Stored dataset items
------------

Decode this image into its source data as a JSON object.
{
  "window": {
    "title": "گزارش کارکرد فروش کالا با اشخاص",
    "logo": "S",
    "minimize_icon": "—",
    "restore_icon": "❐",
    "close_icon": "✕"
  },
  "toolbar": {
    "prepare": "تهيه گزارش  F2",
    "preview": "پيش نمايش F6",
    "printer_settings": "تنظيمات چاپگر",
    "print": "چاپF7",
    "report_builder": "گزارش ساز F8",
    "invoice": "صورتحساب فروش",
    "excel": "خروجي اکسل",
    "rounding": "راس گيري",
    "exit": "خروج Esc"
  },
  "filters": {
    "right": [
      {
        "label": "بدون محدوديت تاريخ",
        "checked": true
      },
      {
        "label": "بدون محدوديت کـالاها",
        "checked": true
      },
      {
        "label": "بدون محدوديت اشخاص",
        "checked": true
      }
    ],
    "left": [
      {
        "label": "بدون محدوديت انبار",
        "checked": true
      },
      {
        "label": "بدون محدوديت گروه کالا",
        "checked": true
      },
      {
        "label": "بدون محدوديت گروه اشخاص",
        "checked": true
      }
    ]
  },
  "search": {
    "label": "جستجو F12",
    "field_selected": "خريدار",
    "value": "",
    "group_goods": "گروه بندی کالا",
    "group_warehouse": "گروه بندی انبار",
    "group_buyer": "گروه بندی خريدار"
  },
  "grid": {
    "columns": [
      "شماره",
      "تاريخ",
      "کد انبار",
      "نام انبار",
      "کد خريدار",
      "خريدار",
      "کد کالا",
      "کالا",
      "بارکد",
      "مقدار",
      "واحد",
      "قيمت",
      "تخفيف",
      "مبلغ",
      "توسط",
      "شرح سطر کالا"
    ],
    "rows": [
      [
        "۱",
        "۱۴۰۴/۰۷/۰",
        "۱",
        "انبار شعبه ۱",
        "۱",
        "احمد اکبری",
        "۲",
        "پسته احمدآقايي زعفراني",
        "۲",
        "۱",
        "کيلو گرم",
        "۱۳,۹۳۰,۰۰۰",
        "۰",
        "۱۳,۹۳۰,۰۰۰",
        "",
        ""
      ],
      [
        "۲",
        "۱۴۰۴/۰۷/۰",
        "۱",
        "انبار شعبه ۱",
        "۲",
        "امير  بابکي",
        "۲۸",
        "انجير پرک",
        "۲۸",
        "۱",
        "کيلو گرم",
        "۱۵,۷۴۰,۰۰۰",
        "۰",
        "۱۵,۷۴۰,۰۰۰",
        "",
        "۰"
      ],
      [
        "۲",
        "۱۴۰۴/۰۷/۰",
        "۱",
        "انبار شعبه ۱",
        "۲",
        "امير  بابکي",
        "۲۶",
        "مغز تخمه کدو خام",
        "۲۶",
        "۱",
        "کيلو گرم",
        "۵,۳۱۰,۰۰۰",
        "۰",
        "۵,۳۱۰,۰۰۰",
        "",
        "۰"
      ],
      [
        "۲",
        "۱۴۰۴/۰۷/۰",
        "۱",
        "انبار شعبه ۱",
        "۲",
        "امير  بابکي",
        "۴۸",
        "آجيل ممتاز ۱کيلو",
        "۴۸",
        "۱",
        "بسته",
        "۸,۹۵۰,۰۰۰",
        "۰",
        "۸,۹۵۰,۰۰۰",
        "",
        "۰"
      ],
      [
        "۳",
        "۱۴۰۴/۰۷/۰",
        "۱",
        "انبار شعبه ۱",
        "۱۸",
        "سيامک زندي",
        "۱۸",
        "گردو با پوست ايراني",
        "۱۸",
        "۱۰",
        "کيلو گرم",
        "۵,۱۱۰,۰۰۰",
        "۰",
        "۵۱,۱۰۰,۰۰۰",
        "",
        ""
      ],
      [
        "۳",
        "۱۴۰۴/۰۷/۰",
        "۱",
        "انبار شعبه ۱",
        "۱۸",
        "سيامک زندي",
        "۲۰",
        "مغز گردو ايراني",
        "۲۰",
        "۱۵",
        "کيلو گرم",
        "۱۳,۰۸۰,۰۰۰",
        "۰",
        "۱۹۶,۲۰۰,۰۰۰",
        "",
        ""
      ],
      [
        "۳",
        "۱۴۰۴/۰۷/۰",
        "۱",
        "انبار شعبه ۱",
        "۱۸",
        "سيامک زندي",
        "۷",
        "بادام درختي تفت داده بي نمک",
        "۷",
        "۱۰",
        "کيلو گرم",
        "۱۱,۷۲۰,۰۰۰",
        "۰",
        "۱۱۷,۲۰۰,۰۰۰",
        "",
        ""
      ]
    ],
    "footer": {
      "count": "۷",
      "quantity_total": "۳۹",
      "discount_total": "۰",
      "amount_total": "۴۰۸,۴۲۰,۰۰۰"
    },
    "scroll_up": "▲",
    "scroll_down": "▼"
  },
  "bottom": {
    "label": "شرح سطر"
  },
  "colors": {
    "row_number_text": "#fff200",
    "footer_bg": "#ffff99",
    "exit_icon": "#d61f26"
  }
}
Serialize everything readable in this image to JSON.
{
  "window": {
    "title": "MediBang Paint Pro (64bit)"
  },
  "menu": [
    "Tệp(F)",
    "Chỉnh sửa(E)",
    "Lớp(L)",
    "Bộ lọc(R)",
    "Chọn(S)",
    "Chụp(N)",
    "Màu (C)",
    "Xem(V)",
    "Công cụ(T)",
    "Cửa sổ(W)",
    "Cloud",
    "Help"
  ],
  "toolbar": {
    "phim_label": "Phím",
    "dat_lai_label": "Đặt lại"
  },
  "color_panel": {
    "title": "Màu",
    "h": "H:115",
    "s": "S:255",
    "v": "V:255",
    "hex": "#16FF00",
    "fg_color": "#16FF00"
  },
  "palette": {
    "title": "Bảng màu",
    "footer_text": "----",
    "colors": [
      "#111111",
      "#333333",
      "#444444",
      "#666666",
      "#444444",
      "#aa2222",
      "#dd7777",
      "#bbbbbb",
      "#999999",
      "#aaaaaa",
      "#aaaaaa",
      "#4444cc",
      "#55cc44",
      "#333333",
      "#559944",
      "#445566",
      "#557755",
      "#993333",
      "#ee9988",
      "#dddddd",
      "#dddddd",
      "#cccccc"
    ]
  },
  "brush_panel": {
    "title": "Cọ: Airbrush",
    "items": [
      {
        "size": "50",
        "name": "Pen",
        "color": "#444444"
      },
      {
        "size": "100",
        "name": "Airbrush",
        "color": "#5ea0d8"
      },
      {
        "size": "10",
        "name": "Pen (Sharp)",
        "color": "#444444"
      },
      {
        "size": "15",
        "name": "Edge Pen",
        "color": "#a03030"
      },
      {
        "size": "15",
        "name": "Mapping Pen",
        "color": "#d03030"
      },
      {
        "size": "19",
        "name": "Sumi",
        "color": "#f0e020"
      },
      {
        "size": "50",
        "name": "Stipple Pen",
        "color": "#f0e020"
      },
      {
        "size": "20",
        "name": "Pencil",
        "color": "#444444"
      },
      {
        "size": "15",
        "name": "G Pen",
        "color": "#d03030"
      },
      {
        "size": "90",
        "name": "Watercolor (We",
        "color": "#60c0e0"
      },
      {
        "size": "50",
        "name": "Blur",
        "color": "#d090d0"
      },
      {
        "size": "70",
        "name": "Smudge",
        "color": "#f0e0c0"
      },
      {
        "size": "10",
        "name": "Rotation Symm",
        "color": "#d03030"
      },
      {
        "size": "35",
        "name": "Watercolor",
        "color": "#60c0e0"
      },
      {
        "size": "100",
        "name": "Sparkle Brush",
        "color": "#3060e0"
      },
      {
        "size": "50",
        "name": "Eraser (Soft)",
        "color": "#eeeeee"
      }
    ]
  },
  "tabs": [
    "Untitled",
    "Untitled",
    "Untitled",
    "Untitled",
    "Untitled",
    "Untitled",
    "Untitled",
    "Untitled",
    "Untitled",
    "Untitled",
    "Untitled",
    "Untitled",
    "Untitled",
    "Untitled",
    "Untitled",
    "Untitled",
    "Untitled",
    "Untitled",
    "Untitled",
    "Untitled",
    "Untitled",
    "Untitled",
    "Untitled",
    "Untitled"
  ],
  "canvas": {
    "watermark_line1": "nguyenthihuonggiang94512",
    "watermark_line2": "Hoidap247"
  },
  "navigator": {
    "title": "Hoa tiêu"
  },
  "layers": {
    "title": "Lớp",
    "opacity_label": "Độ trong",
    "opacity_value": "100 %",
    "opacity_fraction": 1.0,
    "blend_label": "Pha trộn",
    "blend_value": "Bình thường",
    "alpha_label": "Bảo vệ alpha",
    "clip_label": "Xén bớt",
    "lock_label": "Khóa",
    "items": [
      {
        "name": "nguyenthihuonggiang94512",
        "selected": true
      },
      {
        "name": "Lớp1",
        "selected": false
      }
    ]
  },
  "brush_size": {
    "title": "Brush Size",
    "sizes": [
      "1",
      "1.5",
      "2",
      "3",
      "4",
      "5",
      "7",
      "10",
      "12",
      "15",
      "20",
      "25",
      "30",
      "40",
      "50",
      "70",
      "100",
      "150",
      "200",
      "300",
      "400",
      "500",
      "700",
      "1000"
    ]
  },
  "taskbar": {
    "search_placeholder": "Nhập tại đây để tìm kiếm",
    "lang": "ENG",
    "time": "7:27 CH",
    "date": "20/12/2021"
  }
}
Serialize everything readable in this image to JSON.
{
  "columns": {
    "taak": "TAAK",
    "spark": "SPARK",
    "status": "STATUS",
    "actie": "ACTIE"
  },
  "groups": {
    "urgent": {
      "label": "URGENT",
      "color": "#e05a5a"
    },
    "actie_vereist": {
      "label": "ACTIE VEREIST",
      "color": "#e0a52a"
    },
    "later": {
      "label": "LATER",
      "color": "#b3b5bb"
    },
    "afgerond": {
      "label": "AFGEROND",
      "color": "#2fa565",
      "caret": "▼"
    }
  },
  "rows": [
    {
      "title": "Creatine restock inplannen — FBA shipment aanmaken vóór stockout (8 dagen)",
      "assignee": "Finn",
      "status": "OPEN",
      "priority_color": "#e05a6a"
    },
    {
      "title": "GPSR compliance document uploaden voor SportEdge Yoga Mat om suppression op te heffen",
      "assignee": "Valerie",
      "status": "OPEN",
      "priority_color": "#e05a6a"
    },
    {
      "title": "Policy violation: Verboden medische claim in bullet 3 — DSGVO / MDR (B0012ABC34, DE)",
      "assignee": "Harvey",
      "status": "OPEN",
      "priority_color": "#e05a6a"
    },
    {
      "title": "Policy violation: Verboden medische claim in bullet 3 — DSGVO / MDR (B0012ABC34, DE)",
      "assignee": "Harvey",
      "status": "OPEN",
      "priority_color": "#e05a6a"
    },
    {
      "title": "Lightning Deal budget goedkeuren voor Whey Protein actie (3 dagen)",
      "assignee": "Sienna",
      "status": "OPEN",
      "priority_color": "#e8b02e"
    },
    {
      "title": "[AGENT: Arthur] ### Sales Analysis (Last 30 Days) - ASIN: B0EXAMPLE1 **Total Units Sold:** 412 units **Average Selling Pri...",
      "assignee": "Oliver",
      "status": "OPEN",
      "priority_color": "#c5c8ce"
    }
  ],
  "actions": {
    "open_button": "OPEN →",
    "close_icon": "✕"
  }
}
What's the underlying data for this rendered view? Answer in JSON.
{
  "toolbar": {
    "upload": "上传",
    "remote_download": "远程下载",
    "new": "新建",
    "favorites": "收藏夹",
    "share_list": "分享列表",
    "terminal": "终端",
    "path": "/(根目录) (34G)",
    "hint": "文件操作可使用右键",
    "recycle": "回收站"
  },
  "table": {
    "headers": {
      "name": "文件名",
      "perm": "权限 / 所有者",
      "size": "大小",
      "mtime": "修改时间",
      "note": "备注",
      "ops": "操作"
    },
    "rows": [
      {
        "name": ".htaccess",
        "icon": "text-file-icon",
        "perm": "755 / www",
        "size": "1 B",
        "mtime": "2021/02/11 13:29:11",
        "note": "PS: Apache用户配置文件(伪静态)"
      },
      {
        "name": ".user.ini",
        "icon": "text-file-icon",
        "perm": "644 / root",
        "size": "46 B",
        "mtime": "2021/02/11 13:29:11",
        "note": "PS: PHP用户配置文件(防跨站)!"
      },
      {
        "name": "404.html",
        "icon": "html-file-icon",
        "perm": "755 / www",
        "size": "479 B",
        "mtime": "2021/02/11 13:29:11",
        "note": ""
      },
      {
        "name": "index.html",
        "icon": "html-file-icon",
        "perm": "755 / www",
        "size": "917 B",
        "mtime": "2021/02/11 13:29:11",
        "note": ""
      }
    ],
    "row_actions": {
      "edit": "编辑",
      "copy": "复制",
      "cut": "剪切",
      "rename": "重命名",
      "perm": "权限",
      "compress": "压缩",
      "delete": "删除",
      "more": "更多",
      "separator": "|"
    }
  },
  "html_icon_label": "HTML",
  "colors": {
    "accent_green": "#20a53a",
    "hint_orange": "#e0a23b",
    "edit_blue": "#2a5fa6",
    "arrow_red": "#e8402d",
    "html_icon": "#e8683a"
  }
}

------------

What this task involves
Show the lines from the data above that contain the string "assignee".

Your response
      "assignee": "Finn",
      "assignee": "Valerie",
      "assignee": "Harvey",
      "assignee": "Harvey",
      "assignee": "Sienna",
      "assignee": "Oliver",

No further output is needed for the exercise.